So ubiquitous is coverage of presidential candidates in this 24-hour news cycle era — and so pervasive is the numbness that results — that it’s easy to lose sight of some truly bizarre developments in this year’s election cycle; developments that have seen their novelty rusted away by saturation coverage.
Among them: the signature achievement in the political career of Mitt Romney, the almost certain Republican nominee for president (especially with Rick Santorum leaving the race today), is so deeply unpalatable to conservatives that it even divides his advisers.
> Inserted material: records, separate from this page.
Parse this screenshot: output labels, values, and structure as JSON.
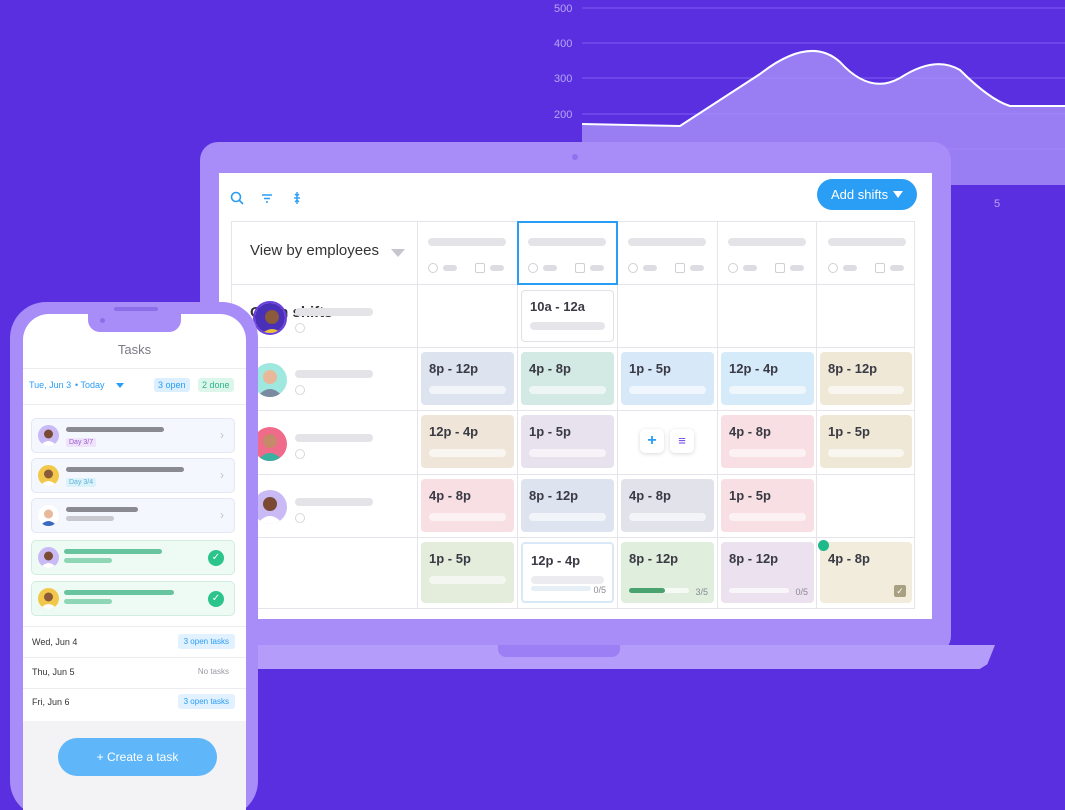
{
  "background_chart": {
    "y_ticks": [
      "500",
      "400",
      "300",
      "200"
    ],
    "x_tick": "5"
  },
  "schedule": {
    "add_shifts_label": "Add shifts",
    "view_by_label": "View by employees",
    "open_shifts_label": "Open shifts",
    "open_shift_time": "10a - 12a",
    "rows": [
      [
        "8p - 12p",
        "4p - 8p",
        "1p - 5p",
        "12p - 4p",
        "8p - 12p"
      ],
      [
        "12p - 4p",
        "1p - 5p",
        "",
        "4p - 8p",
        "1p - 5p"
      ],
      [
        "4p - 8p",
        "8p - 12p",
        "4p - 8p",
        "1p - 5p",
        ""
      ],
      [
        "1p - 5p",
        "12p - 4p",
        "8p - 12p",
        "8p - 12p",
        "4p - 8p"
      ]
    ],
    "progress": [
      {
        "label": "0/5",
        "value": 0
      },
      {
        "label": "3/5",
        "value": 0.6
      },
      {
        "label": "0/5",
        "value": 0
      }
    ],
    "colors": {
      "blue": "#dde4ef",
      "teal": "#d3e9e3",
      "lightblue": "#d7e9f9",
      "sky": "#d6ebf9",
      "tan": "#f0e8d6",
      "beige": "#efe6d9",
      "lilac": "#e7e2ee",
      "pink": "#f7dfe3",
      "sage": "#e4ecdc",
      "mauve": "#ece1ee",
      "accent": "#2a9df4"
    }
  },
  "phone": {
    "title": "Tasks",
    "date": "Tue, Jun 3",
    "today": "• Today",
    "open_badge": "3 open",
    "done_badge": "2 done",
    "task_badges": [
      "Day 3/7",
      "Day 3/4"
    ],
    "days": [
      {
        "day": "Wed, Jun 4",
        "status": "3 open tasks"
      },
      {
        "day": "Thu, Jun 5",
        "status": "No tasks"
      },
      {
        "day": "Fri, Jun 6",
        "status": "3 open tasks"
      }
    ],
    "create_label": "+ Create a task"
  }
}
Consider this, from Politico:
Two of the five members of [Mitt] Romney’s recently announced Health Care Policy Advisory Group have a record of opposition to his Massachusetts health care reform plan.
Paul Howard, a senior fellow at the Manhattan Institute and a new addition to Romney’s advisory team, wrote in late 2010 that Romney’s plan has resulted in a dramatic increase in insurance costs for small businesses.
He also said it’s “no secret” that the state plan was the “template” for President Barack Obama’s federal health care law.
Scott Atlas, a senior fellow at the Hoover Institution and another new Romney health adviser, was sharply critical of Romney’s health plans in 2007 while Atlas was supporting New York Mayor Rudy Giuliani’s presidential campaign.
“Mitt Romney’s legacy is the creation of a multibillion dollar government health bureaucracy that punishes employers and insists middle income individuals either purchase health insurance or pay for their own health care,” Atlas told reporters. “The former is a mandate, the latter is a tax and neither one is free market.”
Lest the point be oversold, we should note that past Republican nominees have accessorized their necks with similar albatrosses. John McCain, for instance, was the co-author of a federal campaign finance law loathed by conservatives because it is inimical to political free speech. But there’s still a slight difference: Romney’s policy liability deals with one of the defining issues of the election he’ll be running in — and it also happened to be the intellectual predicate for his opponent’s crowning legislative achievement.
Virtually all the energy that has animated the conservative movement over the last three years — energy best exemplified by the Tea Party — has come in reaction to Obamacare and the government overreach it represents. Now the Republican Party will march into electoral battle behind the progenitor of that intrusion. We live in strange times.